Tendulkar, 36, also spoke about how he has been consistently playing with pain. "I always play in pain, all the time. I played with a broken finger for the last three months, but you know when pain is manageable or not, and most of the time I can do it," he said. "I can still do what I did when I was 25 but the body is changing, so your thought process has to change too. I have had to change how I think, which is about taking less risk."
Tendulkar also disagreed with John Buchanan, former Australia coach, who felt Tendulkar had become susceptible to the short ball early in his innings because of a lack of footwork. "It is only his opinion; John Buchanan doesn't have to be right all the time. If I couldn't handle short deliveries, then I wouldn't still be scoring runs," he said. "Maybe he needs to change his opinion. There must be something very wrong with all the bowlers around the world that they have allowed me to score so many runs."

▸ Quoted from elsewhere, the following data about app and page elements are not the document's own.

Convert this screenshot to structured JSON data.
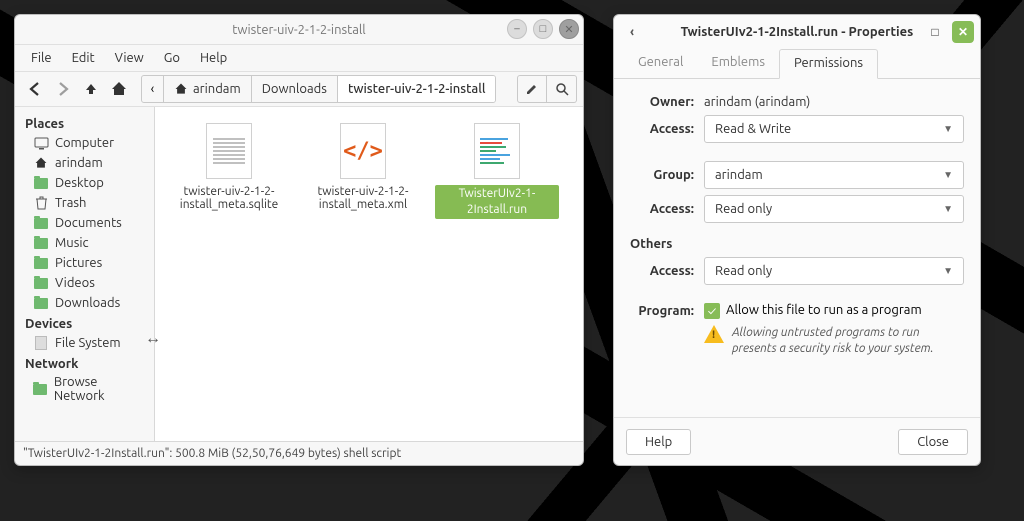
{
  "fm": {
    "title": "twister-uiv-2-1-2-install",
    "menubar": [
      "File",
      "Edit",
      "View",
      "Go",
      "Help"
    ],
    "path": {
      "segments": [
        {
          "label": "arindam",
          "home": true
        },
        {
          "label": "Downloads"
        },
        {
          "label": "twister-uiv-2-1-2-install",
          "active": true
        }
      ]
    },
    "sidebar": {
      "places_head": "Places",
      "places": [
        {
          "label": "Computer",
          "icon": "monitor"
        },
        {
          "label": "arindam",
          "icon": "home"
        },
        {
          "label": "Desktop",
          "icon": "folder"
        },
        {
          "label": "Trash",
          "icon": "trash"
        },
        {
          "label": "Documents",
          "icon": "folder"
        },
        {
          "label": "Music",
          "icon": "folder"
        },
        {
          "label": "Pictures",
          "icon": "folder"
        },
        {
          "label": "Videos",
          "icon": "folder"
        },
        {
          "label": "Downloads",
          "icon": "folder"
        }
      ],
      "devices_head": "Devices",
      "devices": [
        {
          "label": "File System",
          "icon": "drive"
        }
      ],
      "network_head": "Network",
      "network": [
        {
          "label": "Browse Network",
          "icon": "folder"
        }
      ]
    },
    "files": [
      {
        "name": "twister-uiv-2-1-2-install_meta.sqlite",
        "type": "doc"
      },
      {
        "name": "twister-uiv-2-1-2-install_meta.xml",
        "type": "xml"
      },
      {
        "name": "TwisterUIv2-1-2Install.run",
        "type": "run",
        "selected": true
      }
    ],
    "status": "\"TwisterUIv2-1-2Install.run\": 500.8 MiB (52,50,76,649 bytes) shell script"
  },
  "props": {
    "title": "TwisterUIv2-1-2Install.run - Properties",
    "tabs": [
      {
        "label": "General"
      },
      {
        "label": "Emblems"
      },
      {
        "label": "Permissions",
        "active": true
      }
    ],
    "owner_label": "Owner:",
    "owner_value": "arindam (arindam)",
    "access_label": "Access:",
    "owner_access": "Read & Write",
    "group_label": "Group:",
    "group_value": "arindam",
    "group_access": "Read only",
    "others_label": "Others",
    "others_access": "Read only",
    "program_label": "Program:",
    "program_checkbox": "Allow this file to run as a program",
    "program_checked": true,
    "warning": "Allowing untrusted programs to run presents a security risk to your system.",
    "help_btn": "Help",
    "close_btn": "Close"
  }
}
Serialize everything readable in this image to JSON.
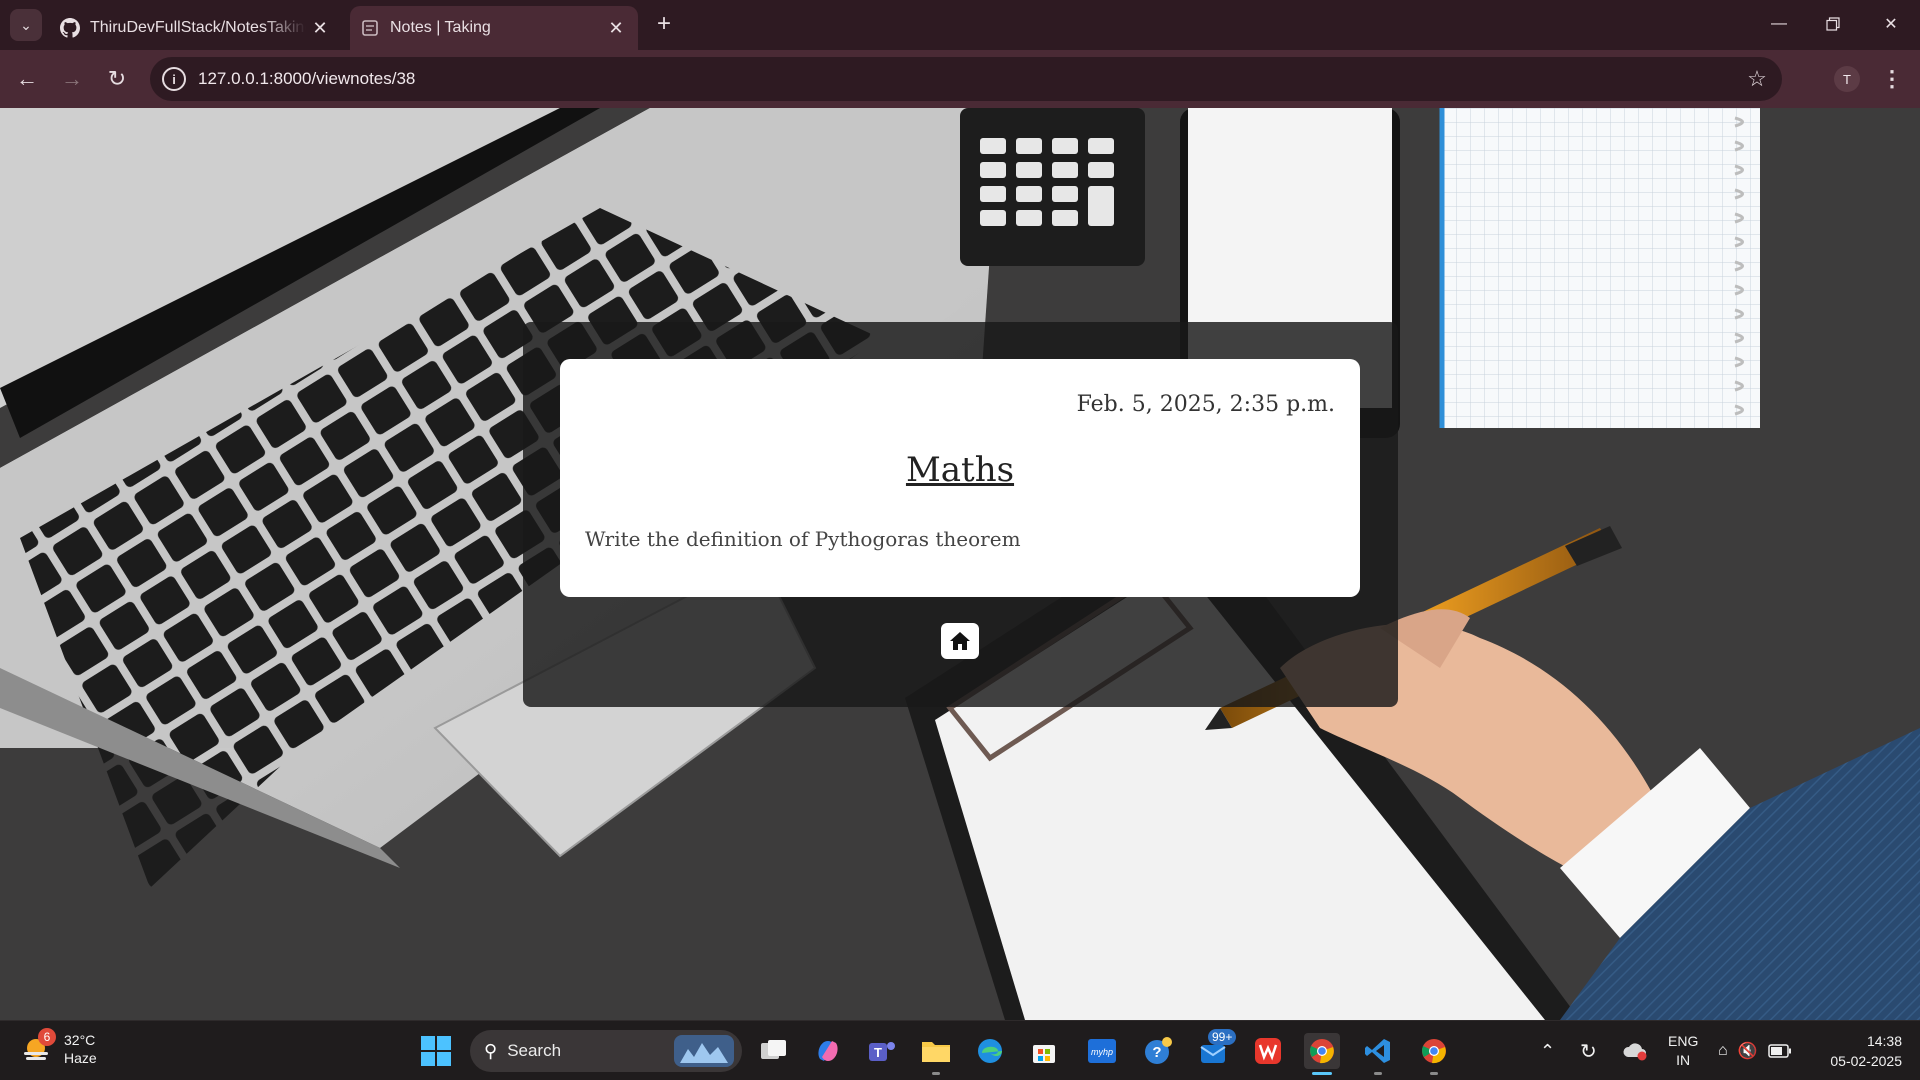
{
  "browser": {
    "tabs": [
      {
        "title": "ThiruDevFullStack/NotesTaking/",
        "icon": "github-icon",
        "active": false
      },
      {
        "title": "Notes | Taking",
        "icon": "page-icon",
        "active": true
      }
    ],
    "url": "127.0.0.1:8000/viewnotes/38",
    "profile_initial": "T"
  },
  "note": {
    "date": "Feb. 5, 2025, 2:35 p.m.",
    "title": "Maths",
    "body": "Write the definition of Pythogoras theorem"
  },
  "taskbar": {
    "weather": {
      "temp": "32°C",
      "condition": "Haze",
      "badge": "6"
    },
    "search_placeholder": "Search",
    "mail_badge": "99+",
    "language": {
      "line1": "ENG",
      "line2": "IN"
    },
    "time": "14:38",
    "date": "05-02-2025"
  },
  "colors": {
    "tabbar": "#2e1a22",
    "toolbar": "#4a2a35",
    "overlay": "#191919",
    "card": "#ffffff",
    "taskbar": "#1f1c1d"
  }
}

|"I would say Virender Sehwag comes closest to my style."|
Don Bradman had said Tendulkar reminded him of himself and the Indian batsman was the only modern player in Bradman's all-time XI. Does Tendulkar think the same way about anyone? "I would say Virender Sehwag comes closest to my style."
Tendulkar said he was not thinking about retirement yet but he would know when to quit cricket. "I will know when it is the right time, I won't have to be dragged away. I am the person who will make the decision and I will know whether I still belong."
He admitted life after cricket wouldn't be easy. "It's a scary thought. It has been there for my whole adult life, it will be difficult, I have been around for a long time, I can imagine when I finish I will long to face just 10 more balls but you have to move."
© ESPN EMEA Ltd.
|Comments have now been closed for this article
Sreesanth wasn't the most likeable team-mate or opponent, but he had skill beyond doubt, which we might have seen the last of
Even at the height of his success with the national side, Sreesanth was a lonely cricketer who felt hard done by
Plays of the day from the IPL match between Mumbai Indians and Rajasthan Royals in Mumbai
Out of the shattered lives of three young men caught up in allegations of fraud, newer and stronger players must emerge
With some of their big names stumbling this season, Kings XI Punjab were rarely serious contenders for a playoff place
Mumbai Indians still have a better head-to-head record against Chennai Super Kings, but once again on the big occasion, they came second
None of the other three England bowlers with 300 Test wickets - or many other of the game's finest swing merchants - could have bowled better than James Anderson at Lord's
The eight-over dash between Bangalore and Chennai was as close as cricket played on the field can get to cricket played on smartphone apps
Royal Challengers began the season in full steam, but failed to replicate their consistency away from home
Safe & simple online money transfer. Apply Now!
Available now at Cricshop